In the case of “flashbacks” or HPPD, there is currently no known medical treatment. However, studies suggest that some anti-seizure medications, including lamotrigine and clonazepam, may provide lasting relief. Recommended treatment options also include mindfulness, meditation, yoga, and talk therapy.
If you or someone you know is suffering due to the use of shrooms, the best procedure is to seek help and explore treatment options.
You don’t have to overcome your addiction alone. Professional guidance and support is available. Begin a life of recovery by reaching out to a specialist today.
Drugs of Abuse. 2017 ed., U.S. Dept. of Justice, Drug Enforcement Administration, 2017., https://www.dea.gov/sites/default/files/drug_of_abuse.pdf
Johnson, Matthew W, et al. “Psilocybin Dose-Dependently Causes Delayed, Transient Headaches in Healthy Volunteers.” Drug and Alcohol Dependence, Johns Hopkins University School of Medicine, Department of Psychiatry and Behavioral Sciences, Behavioral Biology Research Center, 1 June 2012, https://www.ncbi.nlm.nih.gov/pubmed/22129843
Studerus, Erich & Kometer, Michael & Hasler, Felix & Vollenweider, Franz. “Acute, Subacute and Long-Term Subjective Effects of Psilocybin in Healthy Humans: A Pooled Analysis of Experimental Studies.” Journal of Psychopharmacology, 2011, https://pubmed.ncbi.nlm.nih.gov/20855349/

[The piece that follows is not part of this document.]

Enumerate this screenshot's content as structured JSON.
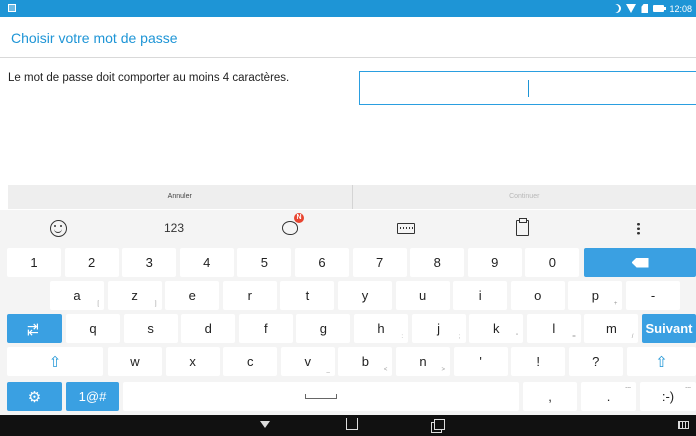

Krebs, Teri S., and Pål-Ørjan Johansen. "Psychedelics and Mental Health: A Population Study." PLoS ONE 8.8 (2013). Print., https://www.ncbi.nlm.nih.gov/pmc/articles/PMC3747247/